_Task goal:_ Reproduce the data exactly and drop any pictures it holds.

Dataset rows for apps and sites
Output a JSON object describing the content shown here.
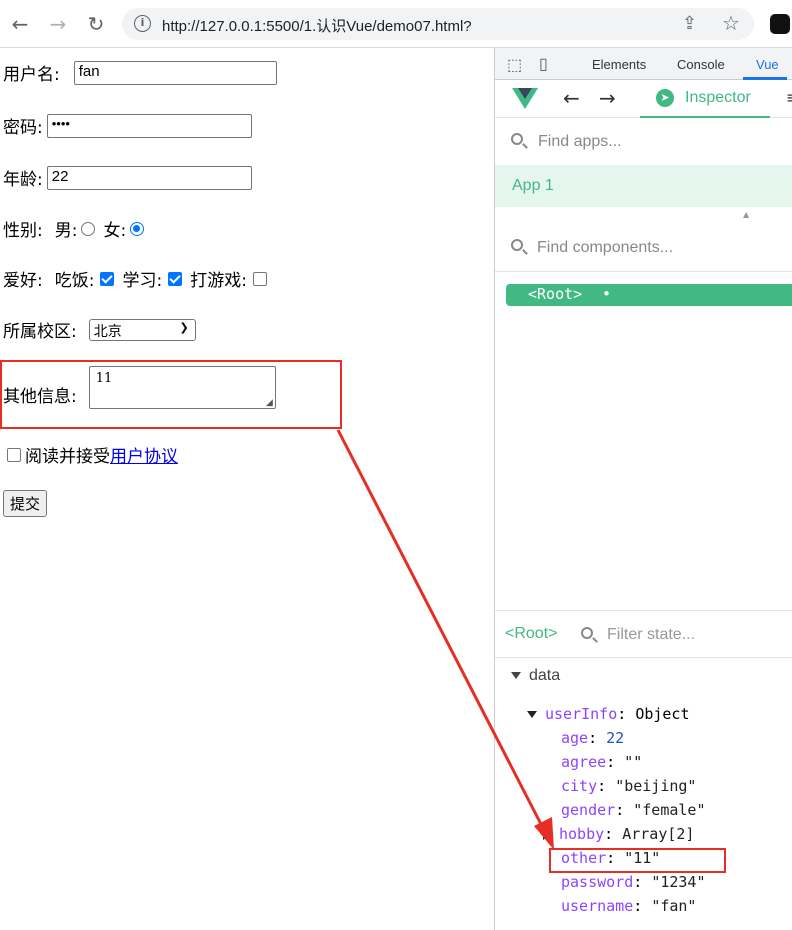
{
  "browser": {
    "url": "http://127.0.0.1:5500/1.认识Vue/demo07.html?"
  },
  "form": {
    "username_label": "用户名:",
    "username_value": "fan",
    "password_label": "密码:",
    "password_value": "••••",
    "age_label": "年龄:",
    "age_value": "22",
    "gender_label": "性别:",
    "gender_male": "男:",
    "gender_female": "女:",
    "hobby_label": "爱好:",
    "hobby_eat": "吃饭:",
    "hobby_study": "学习:",
    "hobby_game": "打游戏:",
    "campus_label": "所属校区:",
    "campus_value": "北京",
    "other_label": "其他信息:",
    "other_value": "11",
    "agree_text": "阅读并接受",
    "agree_link": "用户协议",
    "submit_label": "提交"
  },
  "devtools": {
    "tabs": [
      "Elements",
      "Console",
      "Vue"
    ],
    "inspector_label": "Inspector",
    "find_apps_placeholder": "Find apps...",
    "app_name": "App 1",
    "find_components_placeholder": "Find components...",
    "root_component": "<Root>",
    "state_root_label": "<Root>",
    "filter_state_placeholder": "Filter state...",
    "data_section": "data",
    "userInfo": {
      "key": "userInfo",
      "type": "Object",
      "fields": [
        {
          "key": "age",
          "value": "22",
          "kind": "num"
        },
        {
          "key": "agree",
          "value": "\"\"",
          "kind": "str"
        },
        {
          "key": "city",
          "value": "\"beijing\"",
          "kind": "str"
        },
        {
          "key": "gender",
          "value": "\"female\"",
          "kind": "str"
        },
        {
          "key": "hobby",
          "value": "Array[2]",
          "kind": "str"
        },
        {
          "key": "other",
          "value": "\"11\"",
          "kind": "str"
        },
        {
          "key": "password",
          "value": "\"1234\"",
          "kind": "str"
        },
        {
          "key": "username",
          "value": "\"fan\"",
          "kind": "str"
        }
      ]
    }
  },
  "colors": {
    "vue_green": "#42b883",
    "annotation_red": "#e52e24",
    "checkbox_blue": "#0075ff"
  }
}
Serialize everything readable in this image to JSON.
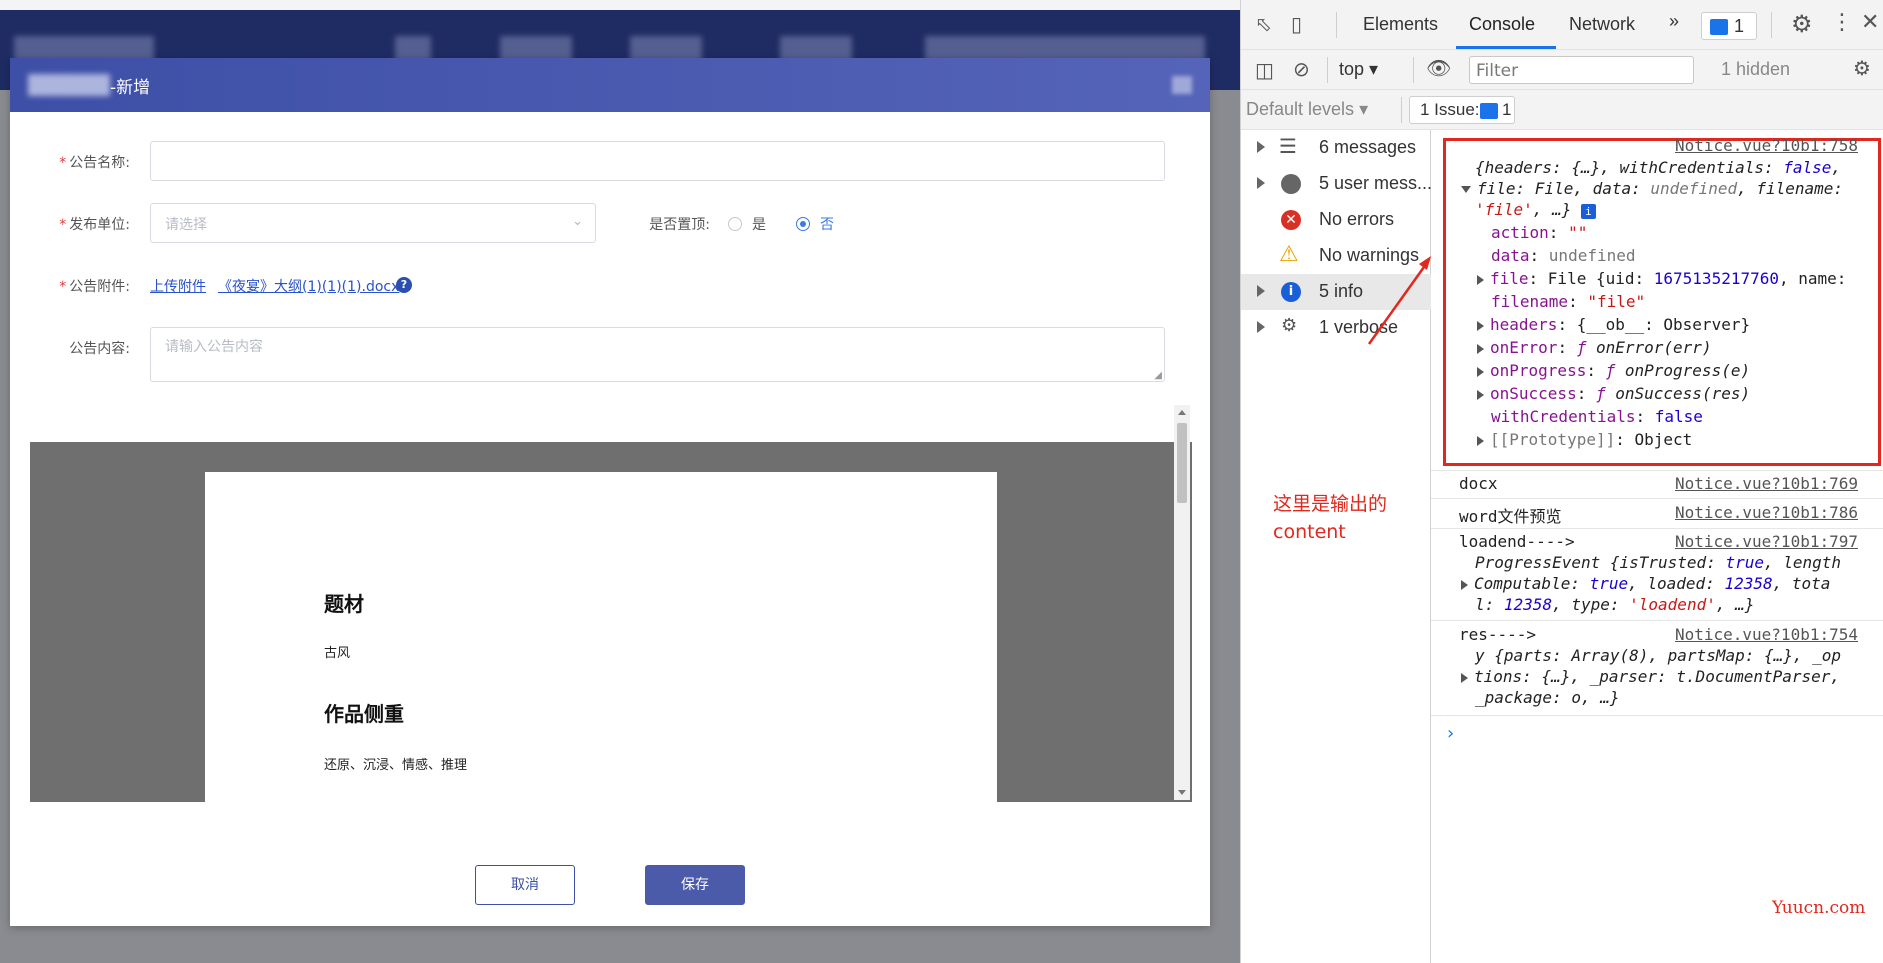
{
  "dialog": {
    "title": "-新增",
    "fields": {
      "name_label": "公告名称:",
      "unit_label": "发布单位:",
      "unit_placeholder": "请选择",
      "top_label": "是否置顶:",
      "top_yes": "是",
      "top_no": "否",
      "top_selected": "否",
      "attach_label": "公告附件:",
      "attach_upload": "上传附件",
      "attach_file": "《夜宴》大纲(1)(1)(1).docx",
      "content_label": "公告内容:",
      "content_placeholder": "请输入公告内容"
    },
    "preview": {
      "heading1": "题材",
      "para1": "古风",
      "heading2": "作品侧重",
      "para2": "还原、沉浸、情感、推理"
    },
    "buttons": {
      "cancel": "取消",
      "save": "保存"
    }
  },
  "devtools": {
    "tabs": [
      "Elements",
      "Console",
      "Network"
    ],
    "active_tab": "Console",
    "more_tabs": "»",
    "message_badge_count": "1",
    "toolbar": {
      "context": "top",
      "filter_placeholder": "Filter",
      "hidden": "1 hidden",
      "default_levels": "Default levels",
      "issues": "1 Issue:",
      "issues_count": "1"
    },
    "sidebar": [
      {
        "label": "6 messages",
        "icon": "list-icon"
      },
      {
        "label": "5 user mess...",
        "icon": "user-icon"
      },
      {
        "label": "No errors",
        "icon": "error-icon"
      },
      {
        "label": "No warnings",
        "icon": "warning-icon"
      },
      {
        "label": "5 info",
        "icon": "info-icon",
        "selected": true
      },
      {
        "label": "1 verbose",
        "icon": "bug-icon"
      }
    ],
    "annotation_line1": "这里是输出的",
    "annotation_line2": "content",
    "log": {
      "entry1_src": "Notice.vue?10b1:758",
      "entry2_text": "docx",
      "entry2_src": "Notice.vue?10b1:769",
      "entry3_text": "word文件预览",
      "entry3_src": "Notice.vue?10b1:786",
      "entry4_text": "loadend---->",
      "entry4_src": "Notice.vue?10b1:797",
      "entry5_text": "res---->",
      "entry5_src": "Notice.vue?10b1:754",
      "prompt": "›"
    }
  },
  "watermark": "Yuucn.com",
  "colors": {
    "navbar": "#1f2b63",
    "dialog_header": "#3d4fa6",
    "save_button": "#4b5aa9",
    "devtools_accent": "#1a73e8",
    "annotation": "#e0281e"
  }
}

_Answer space:_
Output a JSON object describing the content shown here.
{
  "browser": {
    "url": "http://127.0.0.1:5500/1.认识Vue/demo07.html?"
  },
  "form": {
    "username_label": "用户名:",
    "username_value": "fan",
    "password_label": "密码:",
    "password_value": "••••",
    "age_label": "年龄:",
    "age_value": "22",
    "gender_label": "性别:",
    "gender_male": "男:",
    "gender_female": "女:",
    "hobby_label": "爱好:",
    "hobby_eat": "吃饭:",
    "hobby_study": "学习:",
    "hobby_game": "打游戏:",
    "campus_label": "所属校区:",
    "campus_value": "北京",
    "other_label": "其他信息:",
    "other_value": "11",
    "agree_text": "阅读并接受",
    "agree_link": "用户协议",
    "submit_label": "提交"
  },
  "devtools": {
    "tabs": [
      "Elements",
      "Console",
      "Vue"
    ],
    "inspector_label": "Inspector",
    "find_apps_placeholder": "Find apps...",
    "app_name": "App 1",
    "find_components_placeholder": "Find components...",
    "root_component": "<Root>",
    "state_root_label": "<Root>",
    "filter_state_placeholder": "Filter state...",
    "data_section": "data",
    "userInfo": {
      "key": "userInfo",
      "type": "Object",
      "fields": [
        {
          "key": "age",
          "value": "22",
          "kind": "num"
        },
        {
          "key": "agree",
          "value": "\"\"",
          "kind": "str"
        },
        {
          "key": "city",
          "value": "\"beijing\"",
          "kind": "str"
        },
        {
          "key": "gender",
          "value": "\"female\"",
          "kind": "str"
        },
        {
          "key": "hobby",
          "value": "Array[2]",
          "kind": "str"
        },
        {
          "key": "other",
          "value": "\"11\"",
          "kind": "str"
        },
        {
          "key": "password",
          "value": "\"1234\"",
          "kind": "str"
        },
        {
          "key": "username",
          "value": "\"fan\"",
          "kind": "str"
        }
      ]
    }
  },
  "colors": {
    "vue_green": "#42b883",
    "annotation_red": "#e52e24",
    "checkbox_blue": "#0075ff"
  }
}
Serialize everything readable in this image to JSON.
{
  "dialog": {
    "title": "-新增",
    "fields": {
      "name_label": "公告名称:",
      "unit_label": "发布单位:",
      "unit_placeholder": "请选择",
      "top_label": "是否置顶:",
      "top_yes": "是",
      "top_no": "否",
      "top_selected": "否",
      "attach_label": "公告附件:",
      "attach_upload": "上传附件",
      "attach_file": "《夜宴》大纲(1)(1)(1).docx",
      "content_label": "公告内容:",
      "content_placeholder": "请输入公告内容"
    },
    "preview": {
      "heading1": "题材",
      "para1": "古风",
      "heading2": "作品侧重",
      "para2": "还原、沉浸、情感、推理"
    },
    "buttons": {
      "cancel": "取消",
      "save": "保存"
    }
  },
  "devtools": {
    "tabs": [
      "Elements",
      "Console",
      "Network"
    ],
    "active_tab": "Console",
    "more_tabs": "»",
    "message_badge_count": "1",
    "toolbar": {
      "context": "top",
      "filter_placeholder": "Filter",
      "hidden": "1 hidden",
      "default_levels": "Default levels",
      "issues": "1 Issue:",
      "issues_count": "1"
    },
    "sidebar": [
      {
        "label": "6 messages",
        "icon": "list-icon"
      },
      {
        "label": "5 user mess...",
        "icon": "user-icon"
      },
      {
        "label": "No errors",
        "icon": "error-icon"
      },
      {
        "label": "No warnings",
        "icon": "warning-icon"
      },
      {
        "label": "5 info",
        "icon": "info-icon",
        "selected": true
      },
      {
        "label": "1 verbose",
        "icon": "bug-icon"
      }
    ],
    "annotation_line1": "这里是输出的",
    "annotation_line2": "content",
    "log": {
      "entry1_src": "Notice.vue?10b1:758",
      "entry2_text": "docx",
      "entry2_src": "Notice.vue?10b1:769",
      "entry3_text": "word文件预览",
      "entry3_src": "Notice.vue?10b1:786",
      "entry4_text": "loadend---->",
      "entry4_src": "Notice.vue?10b1:797",
      "entry5_text": "res---->",
      "entry5_src": "Notice.vue?10b1:754",
      "prompt": "›"
    }
  },
  "watermark": "Yuucn.com",
  "colors": {
    "navbar": "#1f2b63",
    "dialog_header": "#3d4fa6",
    "save_button": "#4b5aa9",
    "devtools_accent": "#1a73e8",
    "annotation": "#e0281e"
  }
}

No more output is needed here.